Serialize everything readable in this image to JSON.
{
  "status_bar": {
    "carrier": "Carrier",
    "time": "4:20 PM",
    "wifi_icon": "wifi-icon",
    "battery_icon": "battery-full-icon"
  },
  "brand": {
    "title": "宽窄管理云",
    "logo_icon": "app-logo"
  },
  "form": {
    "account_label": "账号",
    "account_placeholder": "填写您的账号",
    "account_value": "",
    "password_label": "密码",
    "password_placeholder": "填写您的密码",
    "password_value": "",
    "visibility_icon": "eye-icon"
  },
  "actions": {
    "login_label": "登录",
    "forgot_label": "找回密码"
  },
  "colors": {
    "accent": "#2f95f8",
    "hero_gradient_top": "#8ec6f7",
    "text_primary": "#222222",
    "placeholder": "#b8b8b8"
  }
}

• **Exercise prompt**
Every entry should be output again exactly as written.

• **Problem solution**
Serialize everything readable in this image to JSON.
{
  "status_bar": {
    "carrier": "Carrier",
    "time": "4:20 PM",
    "wifi_icon": "wifi-icon",
    "battery_icon": "battery-full-icon"
  },
  "brand": {
    "title": "宽窄管理云",
    "logo_icon": "app-logo"
  },
  "form": {
    "account_label": "账号",
    "account_placeholder": "填写您的账号",
    "account_value": "",
    "password_label": "密码",
    "password_placeholder": "填写您的密码",
    "password_value": "",
    "visibility_icon": "eye-icon"
  },
  "actions": {
    "login_label": "登录",
    "forgot_label": "找回密码"
  },
  "colors": {
    "accent": "#2f95f8",
    "hero_gradient_top": "#8ec6f7",
    "text_primary": "#222222",
    "placeholder": "#b8b8b8"
  }
}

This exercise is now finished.